“I’m an advocate for the vulnerable, and a woman with an unwanted pregnancy is vulnerable,” longtime social worker and state human services official Joe Patrissi said. “Yet the baby is vulnerable too. When you look at it like this, there’s two people. Is there an easy answer to this? No.” But providing abortion without restriction is not the answer, he said.
Dorothy Kyle of Warren referenced her teen years in the 1950’s, when her family was lucky to know a New York City Ob-gyn who would perform abortions, helping families “weather the storm.” She decried the “loud voices” of the pro-life movement who would return us to the “dark years” of pre-Roe.
John Klar of Brookfield called Prop 5 an “infanticide bill.” Late term abortions are the definition of infanticide, and Prop 5 would remove all restrictions to late term abortions, he said.
Former legislator Robin Chesnut-Tangerman of Middletown Springs called reproductive freedom “a highly charged and ultimately personal issue.” To critics who say the amendment is too broad and vague and will be left to the courts, “I would remind them that that is exactly the job description of the judicial branch.”
If Prop 5 passes the House, it will go to a statewide voter referendum November 8.
UPDATE: in the Human Services Committee today, Chair Ann Pugh told the committee today that federal law prohibits late term abortions. Sharon Toborg, policy analyst for Vermont Right to Life, was sitting in the room.
She was aghast. “This is not accurate. There is no such law that exists,” Toborg said.
There is a federal law banning partial birth abortion in which a fetus is partially delivered, then is killed while the child’s head is inside the body. But many other late-term abortion procedures are used – including some practiced at UVMMC, Toborg said.
Toborg said she tried to politely correct the record, by raising my hand and speaking – a procedural no-no during committee discussions. She was promptly told by Pugh that “if I continued to speak out, I would be removed from the committee room,” Toborg said afterwards.
However, Pugh did ask Legislative Louncil lawyers for confirmation of her claim.

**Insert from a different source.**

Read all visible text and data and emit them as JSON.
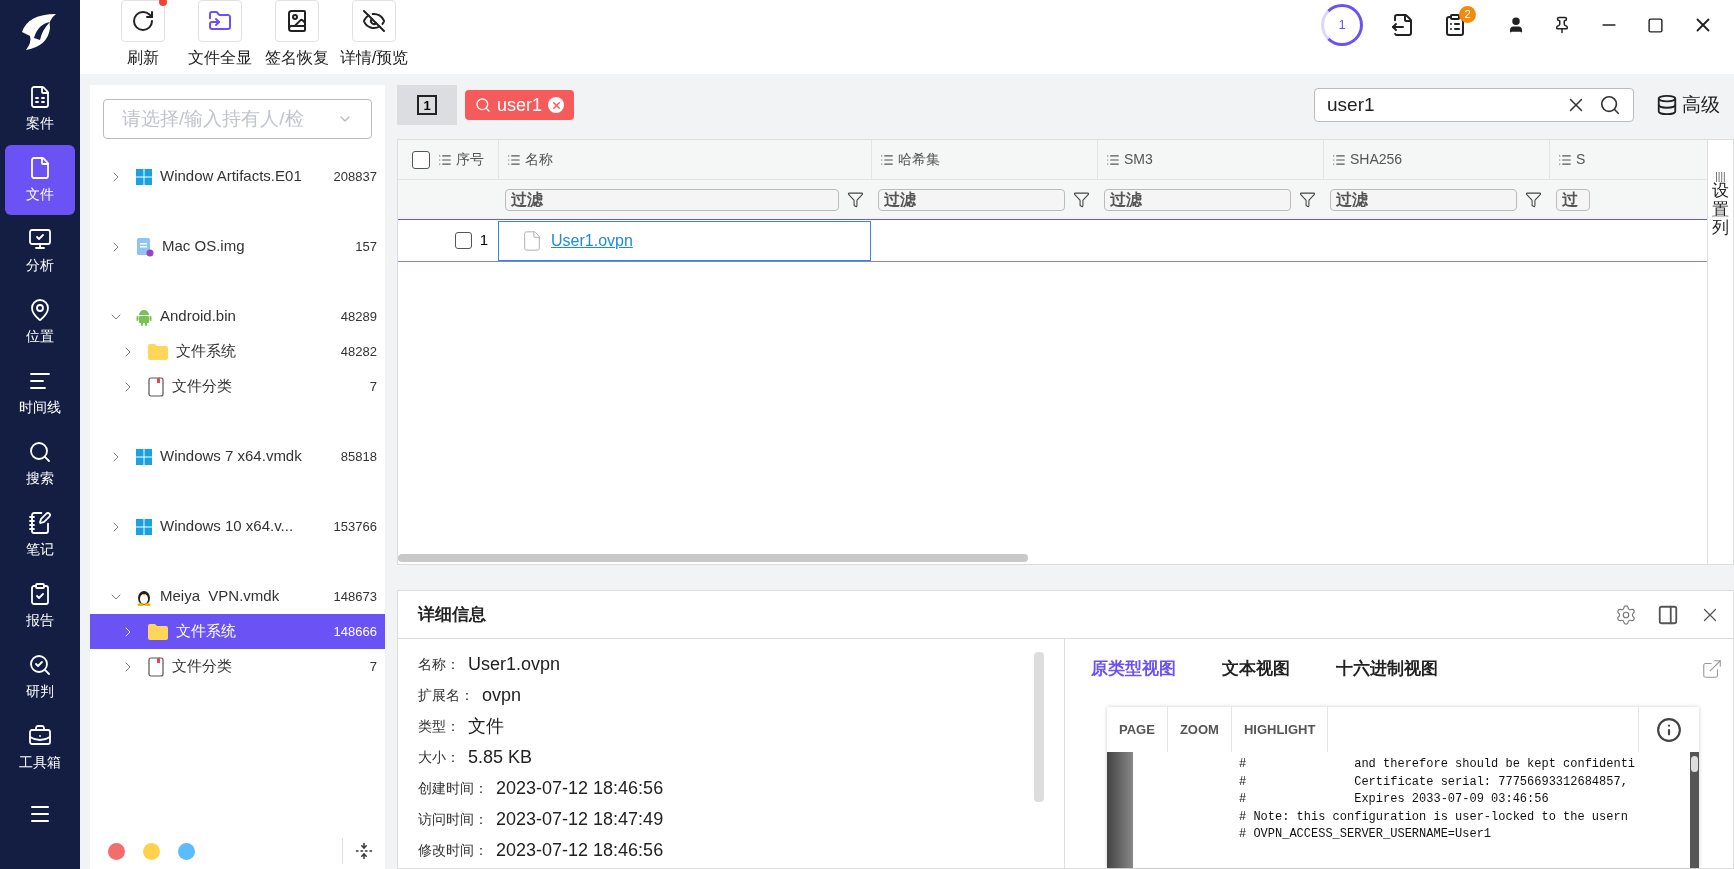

“How, after four years of H57 and Prop 5, can the chair of the committee not know the status of abortion in the United States?,” Toborg wondered aloud to Vermont Daily Chronicle. “And how can we trust anything they say about Proposal 5 if they are so ignorant of the reality now?”